== Records to process ==
>>
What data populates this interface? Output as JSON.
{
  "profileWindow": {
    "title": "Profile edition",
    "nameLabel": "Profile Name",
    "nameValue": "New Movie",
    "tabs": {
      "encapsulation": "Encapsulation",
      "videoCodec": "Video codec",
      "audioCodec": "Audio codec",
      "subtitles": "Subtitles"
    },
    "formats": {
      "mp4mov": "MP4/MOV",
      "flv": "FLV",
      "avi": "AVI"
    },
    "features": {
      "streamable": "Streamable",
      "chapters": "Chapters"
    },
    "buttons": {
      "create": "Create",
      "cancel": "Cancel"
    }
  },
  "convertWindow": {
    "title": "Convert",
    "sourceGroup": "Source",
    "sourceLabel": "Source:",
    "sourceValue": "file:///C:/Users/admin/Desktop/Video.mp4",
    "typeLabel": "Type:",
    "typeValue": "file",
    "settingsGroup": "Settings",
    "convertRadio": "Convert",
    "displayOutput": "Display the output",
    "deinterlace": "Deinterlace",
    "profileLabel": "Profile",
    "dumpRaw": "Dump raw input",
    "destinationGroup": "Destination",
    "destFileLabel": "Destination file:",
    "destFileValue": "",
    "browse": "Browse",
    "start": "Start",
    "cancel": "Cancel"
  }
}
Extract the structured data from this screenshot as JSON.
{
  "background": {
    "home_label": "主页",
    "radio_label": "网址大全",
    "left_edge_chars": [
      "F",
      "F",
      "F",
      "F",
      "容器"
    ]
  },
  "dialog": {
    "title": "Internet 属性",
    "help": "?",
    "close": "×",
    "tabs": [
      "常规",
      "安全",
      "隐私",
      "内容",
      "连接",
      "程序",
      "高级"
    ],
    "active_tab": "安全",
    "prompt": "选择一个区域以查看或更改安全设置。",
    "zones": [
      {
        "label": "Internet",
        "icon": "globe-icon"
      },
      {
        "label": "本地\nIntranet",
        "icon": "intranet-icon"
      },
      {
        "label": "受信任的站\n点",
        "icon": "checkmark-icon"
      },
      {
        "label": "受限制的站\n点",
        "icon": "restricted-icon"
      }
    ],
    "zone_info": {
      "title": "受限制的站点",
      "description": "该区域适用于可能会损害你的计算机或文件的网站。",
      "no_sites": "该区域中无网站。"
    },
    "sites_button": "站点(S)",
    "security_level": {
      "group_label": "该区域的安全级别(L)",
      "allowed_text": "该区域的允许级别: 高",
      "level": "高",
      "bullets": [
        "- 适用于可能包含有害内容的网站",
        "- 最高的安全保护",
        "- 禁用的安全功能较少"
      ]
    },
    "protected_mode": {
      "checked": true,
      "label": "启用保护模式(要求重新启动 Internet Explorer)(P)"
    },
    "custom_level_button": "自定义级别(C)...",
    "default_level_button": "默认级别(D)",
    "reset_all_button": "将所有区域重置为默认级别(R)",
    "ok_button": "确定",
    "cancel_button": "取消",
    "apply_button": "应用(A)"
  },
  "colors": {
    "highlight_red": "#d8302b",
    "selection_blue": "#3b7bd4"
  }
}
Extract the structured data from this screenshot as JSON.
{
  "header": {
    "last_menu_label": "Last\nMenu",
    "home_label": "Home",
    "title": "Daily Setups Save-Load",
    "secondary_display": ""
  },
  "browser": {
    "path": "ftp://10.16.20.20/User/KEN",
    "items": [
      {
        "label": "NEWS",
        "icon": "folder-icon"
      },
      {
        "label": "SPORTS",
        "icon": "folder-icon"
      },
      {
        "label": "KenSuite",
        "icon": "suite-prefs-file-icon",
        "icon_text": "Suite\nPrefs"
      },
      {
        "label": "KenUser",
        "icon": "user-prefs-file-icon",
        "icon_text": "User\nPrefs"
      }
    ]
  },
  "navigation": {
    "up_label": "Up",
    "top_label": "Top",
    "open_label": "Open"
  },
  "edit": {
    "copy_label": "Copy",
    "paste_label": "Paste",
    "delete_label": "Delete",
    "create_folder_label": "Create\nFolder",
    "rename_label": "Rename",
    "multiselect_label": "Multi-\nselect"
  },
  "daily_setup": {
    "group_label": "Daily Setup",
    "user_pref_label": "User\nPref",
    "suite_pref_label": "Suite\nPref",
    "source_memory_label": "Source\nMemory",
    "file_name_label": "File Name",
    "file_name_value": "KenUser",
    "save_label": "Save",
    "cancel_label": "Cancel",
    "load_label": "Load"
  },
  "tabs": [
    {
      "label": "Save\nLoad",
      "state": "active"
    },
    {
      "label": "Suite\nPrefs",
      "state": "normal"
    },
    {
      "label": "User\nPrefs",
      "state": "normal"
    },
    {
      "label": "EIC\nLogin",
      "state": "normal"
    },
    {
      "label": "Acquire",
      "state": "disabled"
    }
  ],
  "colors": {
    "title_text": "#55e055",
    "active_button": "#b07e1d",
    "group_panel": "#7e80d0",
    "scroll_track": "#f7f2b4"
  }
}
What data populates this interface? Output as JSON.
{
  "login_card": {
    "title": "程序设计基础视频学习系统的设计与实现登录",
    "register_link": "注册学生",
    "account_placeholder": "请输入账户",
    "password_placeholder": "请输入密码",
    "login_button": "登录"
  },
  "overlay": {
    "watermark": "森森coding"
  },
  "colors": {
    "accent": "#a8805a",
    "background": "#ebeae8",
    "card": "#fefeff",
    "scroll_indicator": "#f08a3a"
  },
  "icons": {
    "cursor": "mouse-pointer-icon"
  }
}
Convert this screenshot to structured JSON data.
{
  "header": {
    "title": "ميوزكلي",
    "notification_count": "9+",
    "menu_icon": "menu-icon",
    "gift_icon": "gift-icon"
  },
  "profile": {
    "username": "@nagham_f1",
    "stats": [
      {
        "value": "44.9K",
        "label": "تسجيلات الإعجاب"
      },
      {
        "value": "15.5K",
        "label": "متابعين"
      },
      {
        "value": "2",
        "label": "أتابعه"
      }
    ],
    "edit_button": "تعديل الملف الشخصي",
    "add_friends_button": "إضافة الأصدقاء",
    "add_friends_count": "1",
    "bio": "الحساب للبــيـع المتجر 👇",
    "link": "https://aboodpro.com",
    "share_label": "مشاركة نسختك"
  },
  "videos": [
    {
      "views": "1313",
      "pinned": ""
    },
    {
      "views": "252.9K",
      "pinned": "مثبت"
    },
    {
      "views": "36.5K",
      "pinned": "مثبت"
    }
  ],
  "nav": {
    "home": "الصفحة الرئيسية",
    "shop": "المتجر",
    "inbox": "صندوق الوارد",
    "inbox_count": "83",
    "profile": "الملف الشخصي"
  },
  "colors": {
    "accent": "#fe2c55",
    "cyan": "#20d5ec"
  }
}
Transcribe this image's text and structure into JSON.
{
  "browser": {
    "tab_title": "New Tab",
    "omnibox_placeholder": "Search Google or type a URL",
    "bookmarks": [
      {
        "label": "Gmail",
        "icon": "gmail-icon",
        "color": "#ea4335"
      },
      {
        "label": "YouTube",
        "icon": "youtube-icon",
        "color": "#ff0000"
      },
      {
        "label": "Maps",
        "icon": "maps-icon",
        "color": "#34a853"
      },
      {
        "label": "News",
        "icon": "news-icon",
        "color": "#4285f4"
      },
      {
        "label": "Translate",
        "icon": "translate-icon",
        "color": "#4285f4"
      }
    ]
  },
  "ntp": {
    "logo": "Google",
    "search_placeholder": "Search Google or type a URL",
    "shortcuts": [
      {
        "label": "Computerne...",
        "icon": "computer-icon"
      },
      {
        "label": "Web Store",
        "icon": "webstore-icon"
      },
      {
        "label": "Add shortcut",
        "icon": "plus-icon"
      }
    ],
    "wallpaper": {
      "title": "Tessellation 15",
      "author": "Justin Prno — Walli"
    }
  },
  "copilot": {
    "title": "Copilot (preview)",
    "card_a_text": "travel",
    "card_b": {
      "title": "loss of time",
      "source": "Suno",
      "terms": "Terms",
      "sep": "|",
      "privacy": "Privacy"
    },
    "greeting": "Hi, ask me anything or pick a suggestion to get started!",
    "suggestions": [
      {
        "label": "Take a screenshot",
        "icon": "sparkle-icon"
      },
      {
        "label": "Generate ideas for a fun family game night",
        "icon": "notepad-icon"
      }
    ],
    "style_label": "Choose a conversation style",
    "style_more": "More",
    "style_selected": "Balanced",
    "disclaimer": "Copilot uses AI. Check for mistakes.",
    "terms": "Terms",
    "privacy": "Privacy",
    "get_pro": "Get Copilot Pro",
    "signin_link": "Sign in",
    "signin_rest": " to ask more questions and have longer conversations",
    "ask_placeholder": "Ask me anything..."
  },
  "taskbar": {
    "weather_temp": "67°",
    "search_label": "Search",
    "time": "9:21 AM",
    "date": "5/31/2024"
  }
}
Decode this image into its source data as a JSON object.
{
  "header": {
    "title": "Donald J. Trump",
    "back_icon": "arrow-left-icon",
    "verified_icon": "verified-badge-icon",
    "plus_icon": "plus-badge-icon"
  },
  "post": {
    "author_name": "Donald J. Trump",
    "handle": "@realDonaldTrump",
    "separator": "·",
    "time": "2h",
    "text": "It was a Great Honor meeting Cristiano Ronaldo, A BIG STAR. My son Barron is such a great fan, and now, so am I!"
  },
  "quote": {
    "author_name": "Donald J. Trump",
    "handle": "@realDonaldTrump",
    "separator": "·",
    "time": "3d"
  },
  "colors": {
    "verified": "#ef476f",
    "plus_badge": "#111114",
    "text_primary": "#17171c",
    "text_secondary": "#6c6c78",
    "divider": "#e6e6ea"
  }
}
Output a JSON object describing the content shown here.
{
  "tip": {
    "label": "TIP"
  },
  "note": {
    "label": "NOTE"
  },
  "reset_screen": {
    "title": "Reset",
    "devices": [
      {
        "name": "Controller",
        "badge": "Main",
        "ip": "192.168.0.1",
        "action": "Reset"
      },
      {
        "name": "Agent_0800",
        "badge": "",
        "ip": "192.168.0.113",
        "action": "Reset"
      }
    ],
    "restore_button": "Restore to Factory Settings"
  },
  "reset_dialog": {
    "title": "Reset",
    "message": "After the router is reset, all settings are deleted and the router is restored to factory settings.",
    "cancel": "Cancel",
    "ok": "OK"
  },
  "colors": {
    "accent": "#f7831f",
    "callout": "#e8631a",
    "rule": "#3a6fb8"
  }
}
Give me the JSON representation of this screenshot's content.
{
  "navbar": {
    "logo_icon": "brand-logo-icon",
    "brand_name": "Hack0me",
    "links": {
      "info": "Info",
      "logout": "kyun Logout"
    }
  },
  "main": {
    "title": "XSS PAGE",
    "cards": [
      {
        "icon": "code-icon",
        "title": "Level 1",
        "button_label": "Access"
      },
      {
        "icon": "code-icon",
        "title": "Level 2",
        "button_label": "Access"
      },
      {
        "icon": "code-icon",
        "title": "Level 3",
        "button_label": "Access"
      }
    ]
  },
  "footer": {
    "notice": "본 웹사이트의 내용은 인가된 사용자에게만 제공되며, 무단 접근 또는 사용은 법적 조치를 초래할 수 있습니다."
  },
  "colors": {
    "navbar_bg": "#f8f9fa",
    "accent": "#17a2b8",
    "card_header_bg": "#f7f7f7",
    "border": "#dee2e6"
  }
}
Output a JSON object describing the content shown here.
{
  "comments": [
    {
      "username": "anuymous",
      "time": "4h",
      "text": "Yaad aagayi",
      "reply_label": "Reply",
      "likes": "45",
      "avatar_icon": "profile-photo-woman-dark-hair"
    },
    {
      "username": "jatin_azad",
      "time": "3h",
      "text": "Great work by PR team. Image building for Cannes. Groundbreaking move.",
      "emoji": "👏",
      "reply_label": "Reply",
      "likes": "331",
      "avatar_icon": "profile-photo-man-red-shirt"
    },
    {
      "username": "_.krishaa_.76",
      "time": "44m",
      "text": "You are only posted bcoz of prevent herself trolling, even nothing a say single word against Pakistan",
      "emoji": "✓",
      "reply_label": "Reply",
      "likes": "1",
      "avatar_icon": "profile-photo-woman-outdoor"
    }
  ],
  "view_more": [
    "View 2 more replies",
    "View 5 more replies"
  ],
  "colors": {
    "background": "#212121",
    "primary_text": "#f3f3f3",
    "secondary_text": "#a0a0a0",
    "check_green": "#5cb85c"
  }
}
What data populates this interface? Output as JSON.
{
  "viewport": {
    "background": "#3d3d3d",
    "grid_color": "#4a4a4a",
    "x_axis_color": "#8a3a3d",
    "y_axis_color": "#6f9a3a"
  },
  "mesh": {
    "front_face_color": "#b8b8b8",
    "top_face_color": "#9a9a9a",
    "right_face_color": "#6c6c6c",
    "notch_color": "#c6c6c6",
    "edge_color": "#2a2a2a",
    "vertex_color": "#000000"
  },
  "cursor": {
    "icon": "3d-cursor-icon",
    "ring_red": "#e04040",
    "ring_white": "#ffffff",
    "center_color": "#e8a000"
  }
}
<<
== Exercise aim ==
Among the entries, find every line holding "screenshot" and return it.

== Completed task ==
Extract the structured data from this screenshot as JSON.
Extract the structured data from this screenshot as JSON.
Convert this screenshot to structured JSON data.
        "label": "Take a screenshot",
Give me the JSON representation of this screenshot's content.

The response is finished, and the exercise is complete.